(App and web page records)
****************

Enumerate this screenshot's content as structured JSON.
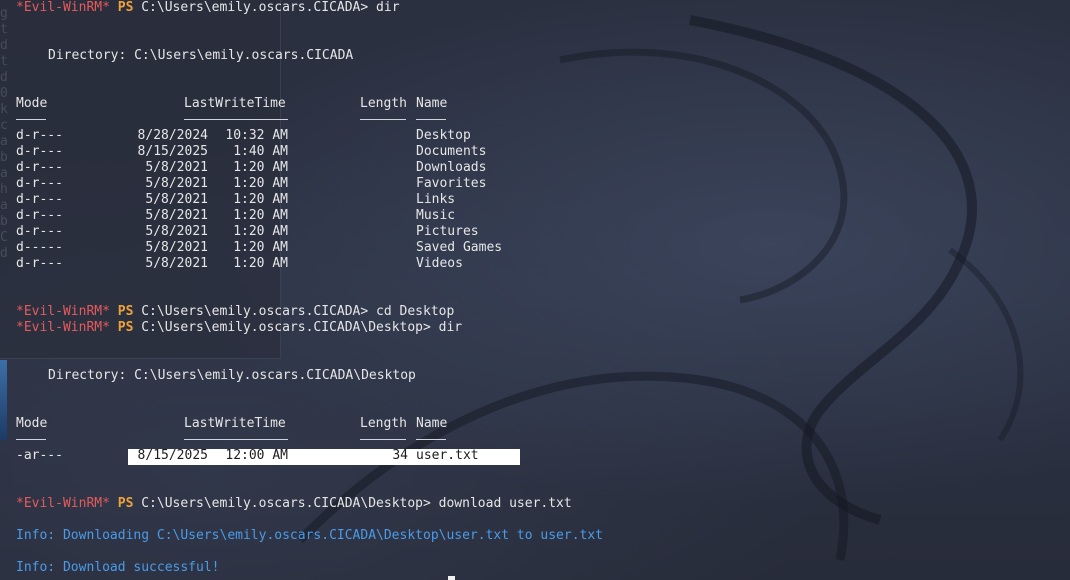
{
  "session": {
    "prompt_tag": "*Evil-WinRM*",
    "ps_label": "PS",
    "commands": [
      {
        "path": "C:\\Users\\emily.oscars.CICADA>",
        "cmd": "dir"
      },
      {
        "path": "C:\\Users\\emily.oscars.CICADA>",
        "cmd": "cd Desktop"
      },
      {
        "path": "C:\\Users\\emily.oscars.CICADA\\Desktop>",
        "cmd": "dir"
      },
      {
        "path": "C:\\Users\\emily.oscars.CICADA\\Desktop>",
        "cmd": "download user.txt"
      }
    ]
  },
  "listing1": {
    "directory_label": "Directory: C:\\Users\\emily.oscars.CICADA",
    "headers": {
      "mode": "Mode",
      "time": "LastWriteTime",
      "length": "Length",
      "name": "Name"
    },
    "rows": [
      {
        "mode": "d-r---",
        "date": "8/28/2024",
        "time": "10:32 AM",
        "length": "",
        "name": "Desktop"
      },
      {
        "mode": "d-r---",
        "date": "8/15/2025",
        "time": "1:40 AM",
        "length": "",
        "name": "Documents"
      },
      {
        "mode": "d-r---",
        "date": "5/8/2021",
        "time": "1:20 AM",
        "length": "",
        "name": "Downloads"
      },
      {
        "mode": "d-r---",
        "date": "5/8/2021",
        "time": "1:20 AM",
        "length": "",
        "name": "Favorites"
      },
      {
        "mode": "d-r---",
        "date": "5/8/2021",
        "time": "1:20 AM",
        "length": "",
        "name": "Links"
      },
      {
        "mode": "d-r---",
        "date": "5/8/2021",
        "time": "1:20 AM",
        "length": "",
        "name": "Music"
      },
      {
        "mode": "d-r---",
        "date": "5/8/2021",
        "time": "1:20 AM",
        "length": "",
        "name": "Pictures"
      },
      {
        "mode": "d-----",
        "date": "5/8/2021",
        "time": "1:20 AM",
        "length": "",
        "name": "Saved Games"
      },
      {
        "mode": "d-r---",
        "date": "5/8/2021",
        "time": "1:20 AM",
        "length": "",
        "name": "Videos"
      }
    ]
  },
  "listing2": {
    "directory_label": "Directory: C:\\Users\\emily.oscars.CICADA\\Desktop",
    "headers": {
      "mode": "Mode",
      "time": "LastWriteTime",
      "length": "Length",
      "name": "Name"
    },
    "rows": [
      {
        "mode": "-ar---",
        "date": "8/15/2025",
        "time": "12:00 AM",
        "length": "34",
        "name": "user.txt"
      }
    ]
  },
  "info": {
    "downloading": "Info: Downloading C:\\Users\\emily.oscars.CICADA\\Desktop\\user.txt to user.txt",
    "success": "Info: Download successful!"
  },
  "background_text": "g\nt\nd\nt\nd\n0\nk\nc\na\nb\na\nh\na\nb\nC\nd",
  "colors": {
    "prompt_tag": "#e55b5b",
    "ps": "#f0a23a",
    "info": "#4a9be8",
    "highlight": "#ffffff"
  }
}
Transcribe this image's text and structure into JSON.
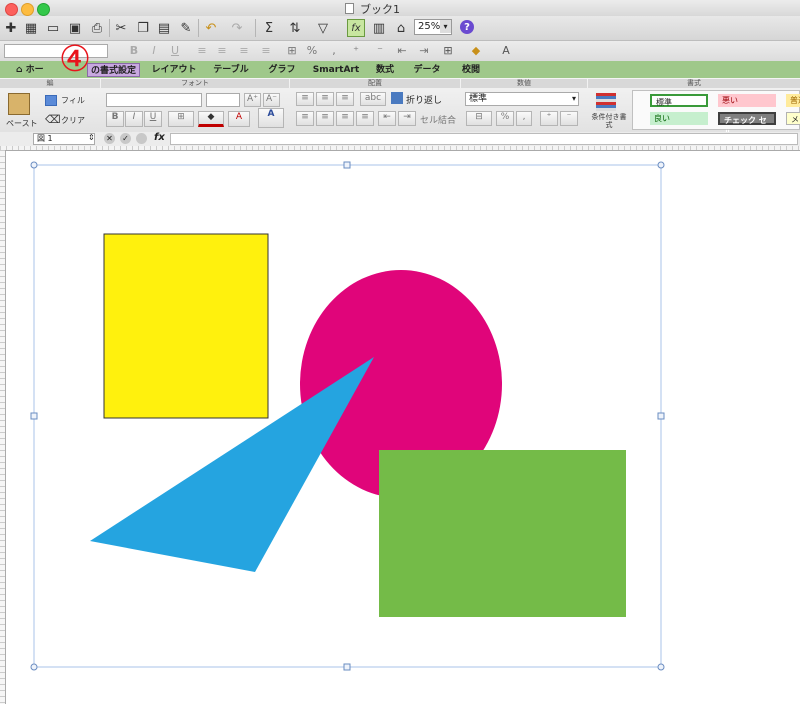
{
  "window": {
    "title": "ブック1"
  },
  "toolbar": {
    "zoom_value": "25%"
  },
  "step_marker": "④",
  "ribbon": {
    "tabs": [
      {
        "label": "ホーム"
      },
      {
        "label": "セルの書式設定"
      },
      {
        "label": "レイアウト"
      },
      {
        "label": "テーブル"
      },
      {
        "label": "グラフ"
      },
      {
        "label": "SmartArt"
      },
      {
        "label": "数式"
      },
      {
        "label": "データ"
      },
      {
        "label": "校閲"
      }
    ],
    "home_tab_visible": "ホー",
    "active_tab_visible": "の書式設定",
    "groups": {
      "edit": "編",
      "font": "フォント",
      "alignment": "配置",
      "number": "数値",
      "format": "書式"
    },
    "paste_label": "ペースト",
    "fill_label": "フィル",
    "clear_label": "クリア",
    "wrap_label": "折り返し",
    "merge_label": "セル結合",
    "number_format_value": "標準",
    "conditional_format_label": "条件付き書式",
    "font_color_label": "A",
    "styles": [
      {
        "label": "標準",
        "bg": "#ffffff",
        "border": "#3a9a3a"
      },
      {
        "label": "悪い",
        "bg": "#ffc7ce",
        "border": "#ffc7ce"
      },
      {
        "label": "普通",
        "bg": "#ffeb9c",
        "border": "#ffeb9c"
      },
      {
        "label": "良い",
        "bg": "#c6efce",
        "border": "#c6efce"
      },
      {
        "label": "チェック セル",
        "bg": "#7f7f7f",
        "border": "#3f3f3f"
      },
      {
        "label": "メモ",
        "bg": "#ffffcc",
        "border": "#b2b2b2"
      }
    ]
  },
  "formula_bar": {
    "cell_reference": "図 1",
    "fx_label": "fx"
  },
  "drawing": {
    "selection_color": "#a9c3e8",
    "shapes": [
      {
        "name": "yellow-rectangle",
        "color": "#fff10d"
      },
      {
        "name": "magenta-ellipse",
        "color": "#e0057a"
      },
      {
        "name": "blue-triangle",
        "color": "#25a4e0"
      },
      {
        "name": "green-rectangle",
        "color": "#74bb48"
      }
    ]
  },
  "colors": {
    "ribbon_tab_bar": "#9fc88a",
    "active_tab": "#c8a8e0",
    "step_marker": "#e8141c"
  }
}
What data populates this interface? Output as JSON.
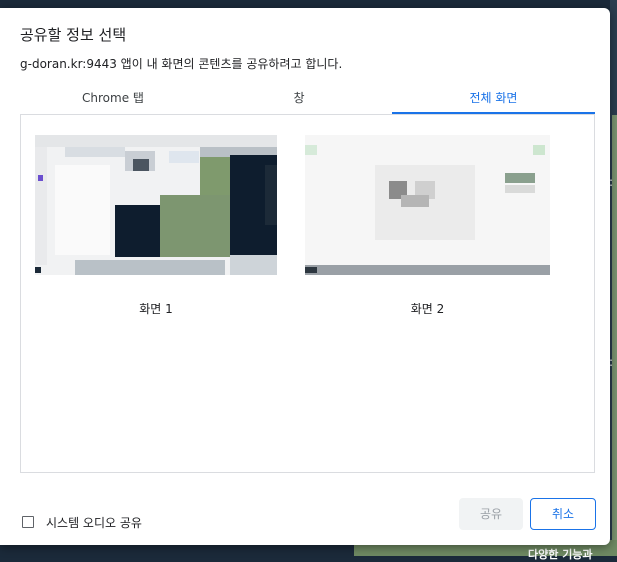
{
  "dialog": {
    "title": "공유할 정보 선택",
    "subtitle": "g-doran.kr:9443 앱이 내 화면의 콘텐츠를 공유하려고 합니다."
  },
  "tabs": [
    {
      "label": "Chrome 탭",
      "selected": false
    },
    {
      "label": "창",
      "selected": false
    },
    {
      "label": "전체 화면",
      "selected": true
    }
  ],
  "screens": [
    {
      "label": "화면 1"
    },
    {
      "label": "화면 2"
    }
  ],
  "audio": {
    "label": "시스템 오디오 공유",
    "checked": false
  },
  "buttons": {
    "share": "공유",
    "cancel": "취소"
  },
  "background": {
    "text": "다양한 기능과"
  },
  "colors": {
    "accent": "#1a73e8",
    "disabled_bg": "#f1f3f4",
    "disabled_text": "#9aa0a6"
  }
}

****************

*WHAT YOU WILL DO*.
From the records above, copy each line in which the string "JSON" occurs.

*EXERCISE SOLUTION*.
Enumerate this screenshot's content as structured JSON.
Transcribe this image's text and structure into JSON.
What data populates this interface? Output as JSON.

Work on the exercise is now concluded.